# WHAT THE TASK REQUIRES:
Please state how many lines of the records below contain the word "JSON". Give the number and nothing else.

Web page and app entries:
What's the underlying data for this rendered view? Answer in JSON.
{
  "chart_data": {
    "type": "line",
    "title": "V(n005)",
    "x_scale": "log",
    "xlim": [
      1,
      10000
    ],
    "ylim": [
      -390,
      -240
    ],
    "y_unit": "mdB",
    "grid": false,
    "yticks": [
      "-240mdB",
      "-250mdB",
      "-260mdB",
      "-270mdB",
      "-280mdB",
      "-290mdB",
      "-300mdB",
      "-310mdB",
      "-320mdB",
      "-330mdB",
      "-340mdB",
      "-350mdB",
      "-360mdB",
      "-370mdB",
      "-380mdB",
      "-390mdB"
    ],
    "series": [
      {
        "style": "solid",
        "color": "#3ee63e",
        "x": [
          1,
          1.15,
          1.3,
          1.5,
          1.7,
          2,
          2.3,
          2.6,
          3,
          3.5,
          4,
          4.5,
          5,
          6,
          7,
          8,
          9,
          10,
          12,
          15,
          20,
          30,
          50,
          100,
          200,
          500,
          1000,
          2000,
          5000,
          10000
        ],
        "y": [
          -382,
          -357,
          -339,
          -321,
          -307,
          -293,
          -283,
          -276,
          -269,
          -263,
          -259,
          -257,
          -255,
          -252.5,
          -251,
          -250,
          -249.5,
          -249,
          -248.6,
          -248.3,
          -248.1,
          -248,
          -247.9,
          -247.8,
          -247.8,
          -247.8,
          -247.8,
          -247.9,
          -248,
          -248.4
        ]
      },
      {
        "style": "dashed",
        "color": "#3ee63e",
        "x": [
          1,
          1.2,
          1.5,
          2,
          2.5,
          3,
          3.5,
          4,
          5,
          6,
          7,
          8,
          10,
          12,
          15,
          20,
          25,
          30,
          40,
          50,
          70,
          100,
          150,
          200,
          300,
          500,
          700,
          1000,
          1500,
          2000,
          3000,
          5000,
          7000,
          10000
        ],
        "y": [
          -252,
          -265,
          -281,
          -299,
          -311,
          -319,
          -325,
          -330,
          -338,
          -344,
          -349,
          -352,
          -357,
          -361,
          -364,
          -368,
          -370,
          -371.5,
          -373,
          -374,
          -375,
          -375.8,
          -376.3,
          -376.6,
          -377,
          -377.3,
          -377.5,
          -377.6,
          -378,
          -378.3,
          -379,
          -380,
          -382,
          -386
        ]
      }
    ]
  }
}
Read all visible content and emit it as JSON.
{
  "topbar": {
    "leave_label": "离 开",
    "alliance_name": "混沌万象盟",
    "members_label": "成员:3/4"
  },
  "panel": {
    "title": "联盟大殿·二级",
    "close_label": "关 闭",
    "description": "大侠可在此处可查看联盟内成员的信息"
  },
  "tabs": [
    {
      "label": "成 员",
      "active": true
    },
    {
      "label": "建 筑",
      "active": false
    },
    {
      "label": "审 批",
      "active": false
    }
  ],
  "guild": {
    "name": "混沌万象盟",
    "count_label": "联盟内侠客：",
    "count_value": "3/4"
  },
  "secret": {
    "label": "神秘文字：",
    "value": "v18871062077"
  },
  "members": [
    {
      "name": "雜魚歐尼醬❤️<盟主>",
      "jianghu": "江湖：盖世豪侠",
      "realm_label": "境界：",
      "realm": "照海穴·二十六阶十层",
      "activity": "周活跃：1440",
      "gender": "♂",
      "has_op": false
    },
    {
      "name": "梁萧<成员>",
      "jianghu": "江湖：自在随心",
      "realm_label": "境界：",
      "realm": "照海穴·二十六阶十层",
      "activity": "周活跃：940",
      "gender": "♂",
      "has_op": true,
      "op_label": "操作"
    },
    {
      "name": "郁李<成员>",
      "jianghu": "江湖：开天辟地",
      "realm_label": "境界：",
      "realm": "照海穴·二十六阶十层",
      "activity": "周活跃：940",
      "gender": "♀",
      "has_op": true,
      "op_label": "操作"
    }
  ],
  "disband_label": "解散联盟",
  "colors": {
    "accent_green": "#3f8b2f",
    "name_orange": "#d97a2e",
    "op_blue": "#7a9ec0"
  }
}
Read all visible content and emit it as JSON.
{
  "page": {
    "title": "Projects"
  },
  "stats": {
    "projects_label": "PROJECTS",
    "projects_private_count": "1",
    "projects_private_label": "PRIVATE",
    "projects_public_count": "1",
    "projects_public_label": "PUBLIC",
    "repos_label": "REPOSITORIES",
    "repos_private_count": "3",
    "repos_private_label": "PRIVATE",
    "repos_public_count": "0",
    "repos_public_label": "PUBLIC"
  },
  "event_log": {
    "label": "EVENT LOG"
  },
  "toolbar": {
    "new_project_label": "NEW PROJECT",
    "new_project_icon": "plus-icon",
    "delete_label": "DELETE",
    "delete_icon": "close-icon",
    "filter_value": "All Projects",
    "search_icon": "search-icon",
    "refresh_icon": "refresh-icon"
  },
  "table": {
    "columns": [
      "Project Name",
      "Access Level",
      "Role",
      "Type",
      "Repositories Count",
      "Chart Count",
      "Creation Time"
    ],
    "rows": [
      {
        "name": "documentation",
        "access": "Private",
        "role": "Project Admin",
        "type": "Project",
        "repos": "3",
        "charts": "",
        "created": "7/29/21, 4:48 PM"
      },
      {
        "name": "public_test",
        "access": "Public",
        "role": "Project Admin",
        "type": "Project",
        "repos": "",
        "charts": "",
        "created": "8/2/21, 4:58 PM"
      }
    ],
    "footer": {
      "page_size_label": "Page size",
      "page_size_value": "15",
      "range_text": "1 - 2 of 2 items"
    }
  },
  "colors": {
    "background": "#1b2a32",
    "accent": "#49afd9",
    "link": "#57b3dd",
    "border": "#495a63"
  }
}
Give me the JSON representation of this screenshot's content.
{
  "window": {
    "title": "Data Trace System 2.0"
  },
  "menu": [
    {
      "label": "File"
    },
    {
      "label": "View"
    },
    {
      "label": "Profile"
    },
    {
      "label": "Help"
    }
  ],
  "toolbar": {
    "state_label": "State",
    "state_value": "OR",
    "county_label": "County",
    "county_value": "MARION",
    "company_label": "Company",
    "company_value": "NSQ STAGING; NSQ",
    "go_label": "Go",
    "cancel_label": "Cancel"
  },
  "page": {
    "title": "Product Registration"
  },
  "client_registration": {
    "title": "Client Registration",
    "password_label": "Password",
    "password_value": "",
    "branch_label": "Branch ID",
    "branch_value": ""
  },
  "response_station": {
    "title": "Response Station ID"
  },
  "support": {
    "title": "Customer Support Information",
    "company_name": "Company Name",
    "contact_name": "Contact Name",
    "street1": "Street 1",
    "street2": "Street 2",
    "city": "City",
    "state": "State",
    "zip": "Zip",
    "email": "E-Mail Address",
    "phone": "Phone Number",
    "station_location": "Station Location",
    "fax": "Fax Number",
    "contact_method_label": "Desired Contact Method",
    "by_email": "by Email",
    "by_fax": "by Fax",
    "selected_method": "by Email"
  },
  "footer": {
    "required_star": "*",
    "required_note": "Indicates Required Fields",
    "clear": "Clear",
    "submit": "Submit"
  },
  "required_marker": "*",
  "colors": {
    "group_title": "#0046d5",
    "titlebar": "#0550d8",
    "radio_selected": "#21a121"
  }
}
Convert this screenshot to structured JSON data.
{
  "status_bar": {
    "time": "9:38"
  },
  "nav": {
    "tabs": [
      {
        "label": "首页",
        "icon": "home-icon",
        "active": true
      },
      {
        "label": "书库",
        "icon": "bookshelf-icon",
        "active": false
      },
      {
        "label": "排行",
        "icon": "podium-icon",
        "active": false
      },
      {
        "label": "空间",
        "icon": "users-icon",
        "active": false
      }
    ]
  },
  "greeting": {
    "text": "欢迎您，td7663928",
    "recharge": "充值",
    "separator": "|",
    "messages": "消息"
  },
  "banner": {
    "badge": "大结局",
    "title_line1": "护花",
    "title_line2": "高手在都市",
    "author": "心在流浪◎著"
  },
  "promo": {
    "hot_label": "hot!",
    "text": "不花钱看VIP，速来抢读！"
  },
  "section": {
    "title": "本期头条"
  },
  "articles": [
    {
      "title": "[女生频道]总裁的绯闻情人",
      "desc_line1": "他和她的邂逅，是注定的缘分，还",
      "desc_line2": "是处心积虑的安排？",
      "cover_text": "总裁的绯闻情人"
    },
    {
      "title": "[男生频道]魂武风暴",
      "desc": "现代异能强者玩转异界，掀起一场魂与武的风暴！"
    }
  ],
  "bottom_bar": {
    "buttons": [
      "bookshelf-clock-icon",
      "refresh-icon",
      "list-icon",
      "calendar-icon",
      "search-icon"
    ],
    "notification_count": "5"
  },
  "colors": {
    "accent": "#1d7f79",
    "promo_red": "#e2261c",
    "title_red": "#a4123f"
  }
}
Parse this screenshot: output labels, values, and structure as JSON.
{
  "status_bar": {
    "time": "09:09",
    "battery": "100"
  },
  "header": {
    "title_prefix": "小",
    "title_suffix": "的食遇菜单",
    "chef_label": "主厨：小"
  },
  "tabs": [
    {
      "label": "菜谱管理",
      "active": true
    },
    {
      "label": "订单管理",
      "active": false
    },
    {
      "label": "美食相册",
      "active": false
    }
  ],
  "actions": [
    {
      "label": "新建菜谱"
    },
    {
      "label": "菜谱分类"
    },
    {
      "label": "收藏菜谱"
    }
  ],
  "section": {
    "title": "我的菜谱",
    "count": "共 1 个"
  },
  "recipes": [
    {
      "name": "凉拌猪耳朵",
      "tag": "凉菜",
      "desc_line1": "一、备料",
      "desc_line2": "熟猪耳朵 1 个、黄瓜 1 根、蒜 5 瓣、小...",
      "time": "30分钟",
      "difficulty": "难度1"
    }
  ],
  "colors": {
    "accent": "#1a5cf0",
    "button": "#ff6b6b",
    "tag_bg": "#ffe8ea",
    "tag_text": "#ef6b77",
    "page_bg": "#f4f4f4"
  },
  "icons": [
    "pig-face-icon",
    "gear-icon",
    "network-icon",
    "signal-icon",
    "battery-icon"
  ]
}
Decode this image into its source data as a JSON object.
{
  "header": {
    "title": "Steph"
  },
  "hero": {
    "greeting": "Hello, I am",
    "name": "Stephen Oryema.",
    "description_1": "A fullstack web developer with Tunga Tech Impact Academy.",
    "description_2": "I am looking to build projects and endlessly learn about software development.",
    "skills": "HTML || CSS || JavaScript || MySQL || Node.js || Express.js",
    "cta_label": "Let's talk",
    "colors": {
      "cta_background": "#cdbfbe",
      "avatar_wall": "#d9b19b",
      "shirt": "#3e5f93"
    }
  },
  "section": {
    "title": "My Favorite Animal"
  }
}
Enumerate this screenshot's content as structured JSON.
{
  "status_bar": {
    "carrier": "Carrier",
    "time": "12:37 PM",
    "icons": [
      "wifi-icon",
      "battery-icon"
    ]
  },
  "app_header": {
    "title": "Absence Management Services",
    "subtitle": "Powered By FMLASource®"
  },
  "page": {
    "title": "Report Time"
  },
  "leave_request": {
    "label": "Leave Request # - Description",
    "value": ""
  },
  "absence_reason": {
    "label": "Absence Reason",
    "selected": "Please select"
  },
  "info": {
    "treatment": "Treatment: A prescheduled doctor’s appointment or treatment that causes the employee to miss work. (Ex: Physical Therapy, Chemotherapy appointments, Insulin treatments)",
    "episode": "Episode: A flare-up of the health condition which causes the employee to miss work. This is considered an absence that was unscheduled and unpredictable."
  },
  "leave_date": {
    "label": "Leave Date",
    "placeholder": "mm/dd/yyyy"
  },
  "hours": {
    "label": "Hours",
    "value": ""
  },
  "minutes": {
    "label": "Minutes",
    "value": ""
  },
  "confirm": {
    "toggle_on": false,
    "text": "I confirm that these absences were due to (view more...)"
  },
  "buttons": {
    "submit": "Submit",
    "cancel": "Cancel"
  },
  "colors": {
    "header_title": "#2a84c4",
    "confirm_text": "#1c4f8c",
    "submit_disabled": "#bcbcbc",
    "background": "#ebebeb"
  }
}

# SOLVED EXERCISE:
8